Regarding the movement of people, there is an ongoing process to implement a common vehicle license plate of Mercosur, which will reach a fleet of more than 110 million vehicles in Brazil, Uruguay, Paraguay, Argentina, and Venezuela. The new license plate has several security features in order to facilitate the electronic supervision of vehicles in highways, hinder the cloning of plates and enable a more accurate control of private cars and the transportation of cargo and passengers. The future integration and communication of this system will facilitate access to information on ownership, model, manufacture and vehicle type, along with information about robberies and thefts. A potential application of the solution lies, for instance, in cross-boundaries police cooperation to investigate cases of stolen vehicles which trespass the Brazilian border into illegal dismantling in Paraguay. In this sense, the solution can also contribute to the functioning of the already existing Mercosur’s Security Information Exchange System (Sisme), through which data on criminals, car thefts, missing persons, among others, are shared. Implemented in 2005, Sisme is responsible for the security dimension of regional integration, particularly the fight against organized crime, cross-border crime, smuggling and intra-bloc crime in general. Currently, there is a negotiation process to expand its scope to community policing issues, cybercrime, environmental policing and drug trafficking.

Despite these initiatives, however, electronic governments of the member states require further development. According to the e-Government Development Index[1], countries in the region still have a poor telecommunication infrastructure, especially due to a low penetration of broadband Internet (wireline and wireless). Except for Uruguay and Argentina, they rate poorly in terms of education indicators (human capital), and most of their electronic services have a low level of maturity. This situation undoubtedly imposes barriers to the achievement of a better communication and interaction between governments, society and companies in Mercosur. The aforementioned absence of a security and data protection institutional framework worsens these difficulties.

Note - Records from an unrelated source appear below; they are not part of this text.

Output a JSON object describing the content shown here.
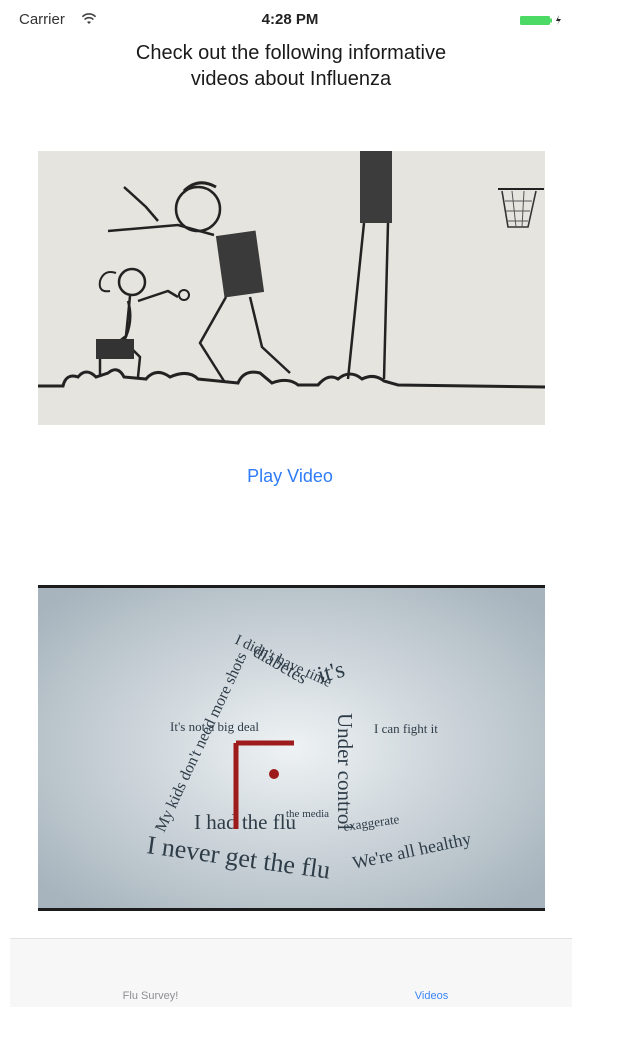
{
  "status_bar": {
    "carrier": "Carrier",
    "time": "4:28 PM"
  },
  "header": {
    "title": "Check out the following informative videos about Influenza"
  },
  "videos": [
    {
      "thumbnail": "stick-figure-basketball-illustration",
      "play_label": "Play Video"
    },
    {
      "thumbnail": "word-cloud-house-illustration",
      "overlay_text": [
        "I didn't have time",
        "diabetes",
        "it's",
        "My kids don't need more shots",
        "It's not a big deal",
        "Under control",
        "I can fight it",
        "I had the flu",
        "the media",
        "exaggerate",
        "I never get the flu",
        "We're all healthy"
      ]
    }
  ],
  "tab_bar": {
    "tabs": [
      {
        "label": "Flu Survey!",
        "active": false
      },
      {
        "label": "Videos",
        "active": true
      }
    ]
  },
  "colors": {
    "link": "#2f7cf6",
    "active_tab": "#3a86f6",
    "inactive_tab": "#8e8e93",
    "battery": "#4cd964"
  }
}
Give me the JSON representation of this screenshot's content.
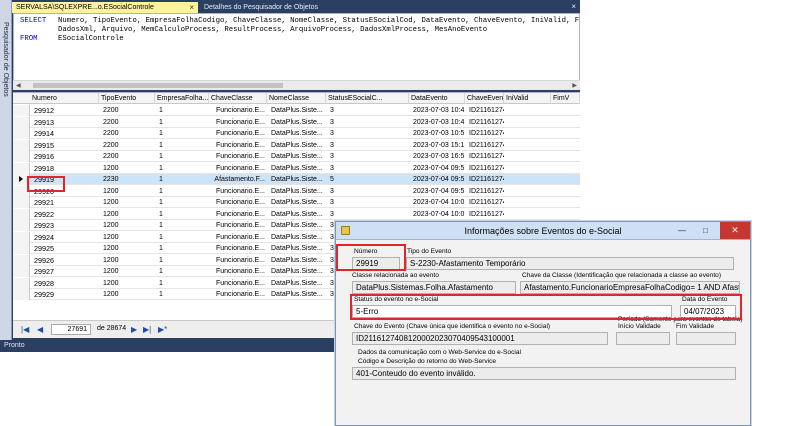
{
  "ssms": {
    "side_label": "Pesquisador de Objetos",
    "tab_active": "SERVALSA\\SQLEXPRE...o.ESocialControle",
    "tab_close": "×",
    "tab_inactive": "Detalhes do Pesquisador de Objetos",
    "tabs_close": "×",
    "sql": {
      "line1_kw": "SELECT",
      "line1": "Numero, TipoEvento, EmpresaFolhaCodigo, ChaveClasse, NomeClasse, StatusESocialCod, DataEvento, ChaveEvento, IniValid, FimValid, RetornoCod, RetornoDescr, Protocolo, d",
      "line2": "DadosXml, Arquivo, MemCalculoProcess, ResultProcess, ArquivoProcess, DadosXmlProcess, MesAnoEvento",
      "line3_kw": "FROM",
      "line3": "ESocialControle"
    },
    "grid": {
      "columns": [
        "Numero",
        "TipoEvento",
        "EmpresaFolha...",
        "ChaveClasse",
        "NomeClasse",
        "StatusESocialC...",
        "DataEvento",
        "ChaveEvento",
        "IniValid",
        "FimV"
      ],
      "rows": [
        [
          "29912",
          "2200",
          "1",
          "Funcionario.E...",
          "DataPlus.Siste...",
          "3",
          "2023-07-03 10:4...",
          "ID21161274081..."
        ],
        [
          "29913",
          "2200",
          "1",
          "Funcionario.E...",
          "DataPlus.Siste...",
          "3",
          "2023-07-03 10:4...",
          "ID21161274081..."
        ],
        [
          "29914",
          "2200",
          "1",
          "Funcionario.E...",
          "DataPlus.Siste...",
          "3",
          "2023-07-03 10:5...",
          "ID21161274081..."
        ],
        [
          "29915",
          "2200",
          "1",
          "Funcionario.E...",
          "DataPlus.Siste...",
          "3",
          "2023-07-03 15:1...",
          "ID21161274081..."
        ],
        [
          "29916",
          "2200",
          "1",
          "Funcionario.E...",
          "DataPlus.Siste...",
          "3",
          "2023-07-03 16:5...",
          "ID21161274081..."
        ],
        [
          "29918",
          "1200",
          "1",
          "Funcionario.E...",
          "DataPlus.Siste...",
          "3",
          "2023-07-04 09:5...",
          "ID21161274081..."
        ],
        [
          "29919",
          "2230",
          "1",
          "Afastamento.F...",
          "DataPlus.Siste...",
          "5",
          "2023-07-04 09:5...",
          "ID21161274081..."
        ],
        [
          "29920",
          "1200",
          "1",
          "Funcionario.E...",
          "DataPlus.Siste...",
          "3",
          "2023-07-04 09:5...",
          "ID21161274081..."
        ],
        [
          "29921",
          "1200",
          "1",
          "Funcionario.E...",
          "DataPlus.Siste...",
          "3",
          "2023-07-04 10:0...",
          "ID21161274081..."
        ],
        [
          "29922",
          "1200",
          "1",
          "Funcionario.E...",
          "DataPlus.Siste...",
          "3",
          "2023-07-04 10:0...",
          "ID21161274081..."
        ],
        [
          "29923",
          "1200",
          "1",
          "Funcionario.E...",
          "DataPlus.Siste...",
          "3",
          "2023-07-04 10:0...",
          "ID21161274081..."
        ],
        [
          "29924",
          "1200",
          "1",
          "Funcionario.E...",
          "DataPlus.Siste...",
          "3",
          "2023-07-04 10:0...",
          "ID21161274081..."
        ],
        [
          "29925",
          "1200",
          "1",
          "Funcionario.E...",
          "DataPlus.Siste...",
          "3",
          "",
          ""
        ],
        [
          "29926",
          "1200",
          "1",
          "Funcionario.E...",
          "DataPlus.Siste...",
          "3",
          "",
          ""
        ],
        [
          "29927",
          "1200",
          "1",
          "Funcionario.E...",
          "DataPlus.Siste...",
          "3",
          "",
          ""
        ],
        [
          "29928",
          "1200",
          "1",
          "Funcionario.E...",
          "DataPlus.Siste...",
          "3",
          "",
          ""
        ],
        [
          "29929",
          "1200",
          "1",
          "Funcionario.E...",
          "DataPlus.Siste...",
          "3",
          "",
          ""
        ]
      ]
    },
    "nav": {
      "first": "|◀",
      "prev": "◀",
      "current": "27691",
      "of": "de 28674",
      "next": "▶",
      "last": "▶|",
      "new": "▶*"
    },
    "status": "Pronto"
  },
  "dialog": {
    "title": "Informações sobre Eventos do e-Social",
    "minimize": "—",
    "maximize": "□",
    "close": "✕",
    "numero_label": "Número",
    "numero": "29919",
    "tipo_label": "Tipo do Evento",
    "tipo": "S-2230-Afastamento Temporário",
    "classe_label": "Classe relacionada ao evento",
    "classe": "DataPlus.Sistemas.Folha.Afastamento",
    "chave_classe_label": "Chave da Classe (Identificação que relacionada a classe ao evento)",
    "chave_classe": "Afastamento.FuncionarioEmpresaFolhaCodigo= 1  AND Afastam",
    "status_label": "Status do evento no e-Social",
    "status": "5-Erro",
    "data_label": "Data do Evento",
    "data": "04/07/2023",
    "chave_evento_label": "Chave do Evento (Chave única que identifica o evento no e-Social)",
    "chave_evento": "ID2116127408120002023070409543100001",
    "periodo_label": "Período (Somente para eventos de tabela)",
    "inicio_label": "Início Validade",
    "fim_label": "Fim Validade",
    "comunicacao_label": "Dados da comunicação com o Web-Service do e-Social",
    "retorno_label": "Código e Descrição do retorno do Web-Service",
    "retorno": "401-Conteudo do evento inválido."
  }
}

In the light of the above considerations, digital integration must be seen as critical to reducing transaction and communication costs between the Mercosur countries and as instrumental for the fulfillment of the Southern Common Market’s goals — either in its business scope or in relation to population mobility and security. The adoption of security and data protection regulatory frameworks and the implementation of harmonic measures for expanding the penetration of ICT infrastructure in the region are also essential. Without a special attention devoted to these subjects, the desired flow of goods, services, capital and people will be constantly hampered by departmentalized and rigid bureaucratic processes which are not consistent with the network reality of the Digital Age.

[1] This index is published biannually by the United Nations Public Administration Network (UNPAN) in the Global E-Government Survey. It evaluates comparatively countries in three main areas: electronic services, telecommunication infrastructure and human capital.